- [TASK GOAL]:
Take from the data every line in which the word "world" is found.

(Dataset records)

--

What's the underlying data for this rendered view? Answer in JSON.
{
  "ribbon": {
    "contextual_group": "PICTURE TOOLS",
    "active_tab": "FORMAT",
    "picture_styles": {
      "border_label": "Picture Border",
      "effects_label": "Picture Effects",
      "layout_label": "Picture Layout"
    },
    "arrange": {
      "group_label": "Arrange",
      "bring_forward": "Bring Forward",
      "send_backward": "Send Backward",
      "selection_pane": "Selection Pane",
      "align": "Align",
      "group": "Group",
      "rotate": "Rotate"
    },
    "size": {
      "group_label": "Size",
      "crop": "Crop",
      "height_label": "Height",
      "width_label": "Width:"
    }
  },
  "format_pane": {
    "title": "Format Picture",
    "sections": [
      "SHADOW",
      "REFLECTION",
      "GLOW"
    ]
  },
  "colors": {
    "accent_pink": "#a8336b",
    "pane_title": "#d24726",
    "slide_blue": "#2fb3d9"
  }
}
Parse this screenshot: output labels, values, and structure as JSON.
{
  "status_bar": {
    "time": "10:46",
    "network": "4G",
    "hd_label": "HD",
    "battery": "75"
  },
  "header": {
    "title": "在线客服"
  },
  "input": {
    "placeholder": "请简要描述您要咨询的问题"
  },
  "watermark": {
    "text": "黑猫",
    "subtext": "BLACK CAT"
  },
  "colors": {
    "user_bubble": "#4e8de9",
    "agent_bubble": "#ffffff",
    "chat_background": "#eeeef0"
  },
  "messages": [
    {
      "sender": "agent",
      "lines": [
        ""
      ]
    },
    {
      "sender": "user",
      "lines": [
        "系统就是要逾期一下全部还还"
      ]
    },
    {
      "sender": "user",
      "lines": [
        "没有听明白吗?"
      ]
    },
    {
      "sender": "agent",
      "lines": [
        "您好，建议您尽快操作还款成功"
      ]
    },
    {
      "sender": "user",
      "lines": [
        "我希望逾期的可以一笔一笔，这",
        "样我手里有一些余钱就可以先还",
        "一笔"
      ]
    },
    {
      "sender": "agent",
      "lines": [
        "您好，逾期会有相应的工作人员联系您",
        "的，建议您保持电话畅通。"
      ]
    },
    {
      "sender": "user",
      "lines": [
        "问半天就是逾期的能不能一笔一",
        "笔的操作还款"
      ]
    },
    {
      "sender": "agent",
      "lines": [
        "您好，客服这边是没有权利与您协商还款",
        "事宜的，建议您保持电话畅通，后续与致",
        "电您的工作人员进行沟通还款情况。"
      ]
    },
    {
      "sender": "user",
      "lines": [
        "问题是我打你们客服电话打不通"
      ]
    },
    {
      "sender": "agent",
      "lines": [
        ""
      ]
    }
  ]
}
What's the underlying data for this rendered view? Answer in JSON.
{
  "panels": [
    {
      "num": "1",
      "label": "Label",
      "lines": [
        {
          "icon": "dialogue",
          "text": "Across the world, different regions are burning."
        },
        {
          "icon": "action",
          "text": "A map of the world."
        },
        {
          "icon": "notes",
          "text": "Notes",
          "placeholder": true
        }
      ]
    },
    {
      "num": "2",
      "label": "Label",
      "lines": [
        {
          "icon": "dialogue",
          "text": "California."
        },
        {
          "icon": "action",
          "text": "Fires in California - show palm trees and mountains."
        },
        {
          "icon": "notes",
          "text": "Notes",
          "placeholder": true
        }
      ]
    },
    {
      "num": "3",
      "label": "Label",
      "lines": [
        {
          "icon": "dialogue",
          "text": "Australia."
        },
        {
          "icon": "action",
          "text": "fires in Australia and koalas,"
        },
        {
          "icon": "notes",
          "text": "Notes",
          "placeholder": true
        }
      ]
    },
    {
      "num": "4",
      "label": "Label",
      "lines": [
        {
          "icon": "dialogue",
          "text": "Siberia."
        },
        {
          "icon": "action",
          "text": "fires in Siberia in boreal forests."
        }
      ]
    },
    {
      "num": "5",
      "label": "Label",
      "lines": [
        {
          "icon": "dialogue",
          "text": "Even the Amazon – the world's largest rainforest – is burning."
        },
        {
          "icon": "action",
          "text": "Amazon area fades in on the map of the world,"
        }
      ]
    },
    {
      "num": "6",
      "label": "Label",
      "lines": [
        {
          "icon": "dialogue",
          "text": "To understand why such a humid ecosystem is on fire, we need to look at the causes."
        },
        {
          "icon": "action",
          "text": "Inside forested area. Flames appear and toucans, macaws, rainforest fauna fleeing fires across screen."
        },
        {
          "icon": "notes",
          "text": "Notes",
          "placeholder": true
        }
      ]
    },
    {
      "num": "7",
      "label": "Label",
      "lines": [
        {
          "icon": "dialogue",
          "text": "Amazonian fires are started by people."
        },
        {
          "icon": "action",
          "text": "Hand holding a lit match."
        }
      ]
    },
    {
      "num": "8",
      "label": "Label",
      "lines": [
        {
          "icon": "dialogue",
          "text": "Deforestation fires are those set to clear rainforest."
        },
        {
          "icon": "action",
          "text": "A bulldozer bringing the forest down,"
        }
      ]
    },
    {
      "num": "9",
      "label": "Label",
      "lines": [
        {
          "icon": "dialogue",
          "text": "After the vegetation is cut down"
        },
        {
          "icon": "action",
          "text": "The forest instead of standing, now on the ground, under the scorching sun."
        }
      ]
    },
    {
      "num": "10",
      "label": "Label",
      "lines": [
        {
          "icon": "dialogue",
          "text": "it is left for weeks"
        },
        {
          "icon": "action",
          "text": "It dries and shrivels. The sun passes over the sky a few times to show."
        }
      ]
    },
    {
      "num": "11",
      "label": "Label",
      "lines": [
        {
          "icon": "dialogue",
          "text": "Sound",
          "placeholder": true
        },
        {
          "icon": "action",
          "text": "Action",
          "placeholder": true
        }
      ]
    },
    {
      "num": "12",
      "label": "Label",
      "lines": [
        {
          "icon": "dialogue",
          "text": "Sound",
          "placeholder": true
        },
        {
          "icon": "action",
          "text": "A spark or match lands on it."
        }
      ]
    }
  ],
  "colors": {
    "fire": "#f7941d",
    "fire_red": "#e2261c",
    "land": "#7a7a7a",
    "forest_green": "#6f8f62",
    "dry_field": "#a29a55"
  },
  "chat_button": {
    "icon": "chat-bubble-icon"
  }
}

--

- [REPLY TO THE TASK]:
          "text": "Across the world, different regions are burning."
          "text": "A map of the world."
          "text": "Even the Amazon – the world's largest rainforest – is burning."
          "text": "Amazon area fades in on the map of the world,"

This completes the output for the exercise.